• _Description of the task_
Pull each line containing "ToString" from the data.

[Dataset records]
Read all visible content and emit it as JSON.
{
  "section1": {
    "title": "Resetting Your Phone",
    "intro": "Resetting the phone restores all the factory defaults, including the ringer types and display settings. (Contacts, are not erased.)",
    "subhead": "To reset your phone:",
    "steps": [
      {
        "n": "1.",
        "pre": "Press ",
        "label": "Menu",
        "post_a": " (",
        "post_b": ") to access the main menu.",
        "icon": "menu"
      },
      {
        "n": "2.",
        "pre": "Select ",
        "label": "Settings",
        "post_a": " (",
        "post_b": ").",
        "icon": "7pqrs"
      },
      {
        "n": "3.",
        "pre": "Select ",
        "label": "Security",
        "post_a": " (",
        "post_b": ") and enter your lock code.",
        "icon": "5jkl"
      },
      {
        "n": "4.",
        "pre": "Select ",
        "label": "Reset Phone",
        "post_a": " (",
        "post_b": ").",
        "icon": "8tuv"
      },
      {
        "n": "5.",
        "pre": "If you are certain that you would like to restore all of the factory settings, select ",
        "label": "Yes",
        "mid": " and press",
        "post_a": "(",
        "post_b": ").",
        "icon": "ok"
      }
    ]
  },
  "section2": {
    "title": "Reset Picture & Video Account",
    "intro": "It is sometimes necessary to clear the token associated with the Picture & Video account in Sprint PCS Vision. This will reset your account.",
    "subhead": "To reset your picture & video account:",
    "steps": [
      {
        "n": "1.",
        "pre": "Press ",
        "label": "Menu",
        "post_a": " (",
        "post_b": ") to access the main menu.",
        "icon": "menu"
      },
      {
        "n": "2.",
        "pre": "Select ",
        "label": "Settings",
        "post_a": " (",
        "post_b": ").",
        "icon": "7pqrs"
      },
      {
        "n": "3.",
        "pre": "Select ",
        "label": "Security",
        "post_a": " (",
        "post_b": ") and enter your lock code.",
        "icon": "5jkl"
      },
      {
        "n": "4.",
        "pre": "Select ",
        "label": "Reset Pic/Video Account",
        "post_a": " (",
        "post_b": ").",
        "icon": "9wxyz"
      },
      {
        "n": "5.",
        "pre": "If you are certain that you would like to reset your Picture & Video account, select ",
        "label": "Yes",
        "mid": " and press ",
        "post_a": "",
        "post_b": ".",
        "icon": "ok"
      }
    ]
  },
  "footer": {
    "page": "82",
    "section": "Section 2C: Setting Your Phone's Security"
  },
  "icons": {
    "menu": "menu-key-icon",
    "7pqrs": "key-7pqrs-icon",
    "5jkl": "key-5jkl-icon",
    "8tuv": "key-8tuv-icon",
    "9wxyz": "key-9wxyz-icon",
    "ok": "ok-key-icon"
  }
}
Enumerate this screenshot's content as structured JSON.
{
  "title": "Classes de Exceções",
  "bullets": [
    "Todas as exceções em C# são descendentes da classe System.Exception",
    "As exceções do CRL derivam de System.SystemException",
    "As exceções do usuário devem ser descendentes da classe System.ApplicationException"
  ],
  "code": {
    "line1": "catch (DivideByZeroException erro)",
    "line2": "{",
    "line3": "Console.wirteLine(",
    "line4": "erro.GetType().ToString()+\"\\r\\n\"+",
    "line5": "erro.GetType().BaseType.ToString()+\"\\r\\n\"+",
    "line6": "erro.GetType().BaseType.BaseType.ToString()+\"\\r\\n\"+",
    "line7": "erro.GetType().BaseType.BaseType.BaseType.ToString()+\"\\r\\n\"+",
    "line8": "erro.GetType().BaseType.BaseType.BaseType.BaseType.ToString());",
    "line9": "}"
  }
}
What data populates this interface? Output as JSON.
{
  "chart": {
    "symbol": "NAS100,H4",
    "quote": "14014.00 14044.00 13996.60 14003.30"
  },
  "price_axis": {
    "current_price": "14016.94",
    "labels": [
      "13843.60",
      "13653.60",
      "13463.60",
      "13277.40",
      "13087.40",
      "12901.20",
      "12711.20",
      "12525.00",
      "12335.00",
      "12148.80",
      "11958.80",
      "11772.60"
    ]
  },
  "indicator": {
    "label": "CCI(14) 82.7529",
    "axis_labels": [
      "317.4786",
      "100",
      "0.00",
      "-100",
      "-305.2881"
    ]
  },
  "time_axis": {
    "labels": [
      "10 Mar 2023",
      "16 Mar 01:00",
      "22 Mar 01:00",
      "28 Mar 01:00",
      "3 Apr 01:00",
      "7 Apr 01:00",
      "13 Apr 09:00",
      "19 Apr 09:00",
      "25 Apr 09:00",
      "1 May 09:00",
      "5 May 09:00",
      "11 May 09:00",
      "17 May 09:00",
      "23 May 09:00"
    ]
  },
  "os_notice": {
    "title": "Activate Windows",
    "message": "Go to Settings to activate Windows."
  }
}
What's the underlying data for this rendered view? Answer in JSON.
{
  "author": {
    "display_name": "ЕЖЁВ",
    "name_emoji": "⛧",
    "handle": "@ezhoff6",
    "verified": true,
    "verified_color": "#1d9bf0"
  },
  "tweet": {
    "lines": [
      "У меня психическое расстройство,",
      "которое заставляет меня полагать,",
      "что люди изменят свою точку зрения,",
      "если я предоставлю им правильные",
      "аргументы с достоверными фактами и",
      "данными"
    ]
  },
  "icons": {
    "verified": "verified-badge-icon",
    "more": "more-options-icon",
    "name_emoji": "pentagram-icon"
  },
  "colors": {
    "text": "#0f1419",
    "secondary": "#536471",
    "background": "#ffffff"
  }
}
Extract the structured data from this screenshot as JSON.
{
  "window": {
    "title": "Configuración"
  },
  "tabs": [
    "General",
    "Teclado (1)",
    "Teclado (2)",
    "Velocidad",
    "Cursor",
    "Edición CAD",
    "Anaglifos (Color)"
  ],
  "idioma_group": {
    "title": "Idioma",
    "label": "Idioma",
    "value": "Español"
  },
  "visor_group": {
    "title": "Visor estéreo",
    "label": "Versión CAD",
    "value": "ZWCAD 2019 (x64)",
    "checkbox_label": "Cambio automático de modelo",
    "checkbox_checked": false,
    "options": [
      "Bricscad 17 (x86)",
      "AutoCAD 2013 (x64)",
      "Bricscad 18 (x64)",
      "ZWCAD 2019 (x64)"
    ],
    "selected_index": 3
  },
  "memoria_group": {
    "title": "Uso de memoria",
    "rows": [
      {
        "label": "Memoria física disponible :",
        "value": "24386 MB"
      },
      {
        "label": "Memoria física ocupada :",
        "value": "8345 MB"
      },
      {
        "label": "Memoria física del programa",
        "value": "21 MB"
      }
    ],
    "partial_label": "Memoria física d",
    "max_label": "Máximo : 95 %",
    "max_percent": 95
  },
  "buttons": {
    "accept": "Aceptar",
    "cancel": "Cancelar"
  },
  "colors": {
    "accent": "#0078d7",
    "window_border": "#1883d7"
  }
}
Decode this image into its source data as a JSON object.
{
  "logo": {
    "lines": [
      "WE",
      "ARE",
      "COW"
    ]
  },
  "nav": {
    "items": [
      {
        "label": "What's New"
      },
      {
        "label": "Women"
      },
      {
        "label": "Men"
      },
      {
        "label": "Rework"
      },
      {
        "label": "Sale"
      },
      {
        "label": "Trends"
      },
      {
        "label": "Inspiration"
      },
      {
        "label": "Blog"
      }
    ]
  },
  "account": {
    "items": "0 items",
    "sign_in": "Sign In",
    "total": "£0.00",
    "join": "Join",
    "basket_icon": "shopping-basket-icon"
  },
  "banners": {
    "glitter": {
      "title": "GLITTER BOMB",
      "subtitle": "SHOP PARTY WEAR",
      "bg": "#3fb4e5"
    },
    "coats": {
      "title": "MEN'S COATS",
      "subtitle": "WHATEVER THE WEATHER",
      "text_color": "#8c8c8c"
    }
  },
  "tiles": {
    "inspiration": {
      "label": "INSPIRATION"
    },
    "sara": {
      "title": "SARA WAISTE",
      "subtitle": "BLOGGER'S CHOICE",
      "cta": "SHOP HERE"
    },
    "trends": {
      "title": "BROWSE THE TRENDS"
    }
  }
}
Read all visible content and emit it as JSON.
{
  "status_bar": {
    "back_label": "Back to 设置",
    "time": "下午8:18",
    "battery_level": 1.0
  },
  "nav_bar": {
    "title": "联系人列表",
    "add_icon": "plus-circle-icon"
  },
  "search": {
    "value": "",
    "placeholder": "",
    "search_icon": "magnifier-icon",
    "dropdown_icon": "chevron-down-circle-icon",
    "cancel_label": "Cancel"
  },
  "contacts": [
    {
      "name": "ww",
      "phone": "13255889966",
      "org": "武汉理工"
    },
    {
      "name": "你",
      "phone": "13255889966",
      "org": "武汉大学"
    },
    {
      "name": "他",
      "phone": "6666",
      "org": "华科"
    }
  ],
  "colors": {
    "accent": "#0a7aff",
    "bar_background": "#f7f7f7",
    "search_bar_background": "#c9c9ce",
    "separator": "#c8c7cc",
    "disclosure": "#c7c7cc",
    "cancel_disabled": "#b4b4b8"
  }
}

• _Task solution_
    "line4": "erro.GetType().ToString()+\"\\r\\n\"+",
    "line5": "erro.GetType().BaseType.ToString()+\"\\r\\n\"+",
    "line6": "erro.GetType().BaseType.BaseType.ToString()+\"\\r\\n\"+",
    "line7": "erro.GetType().BaseType.BaseType.BaseType.ToString()+\"\\r\\n\"+",
    "line8": "erro.GetType().BaseType.BaseType.BaseType.BaseType.ToString());",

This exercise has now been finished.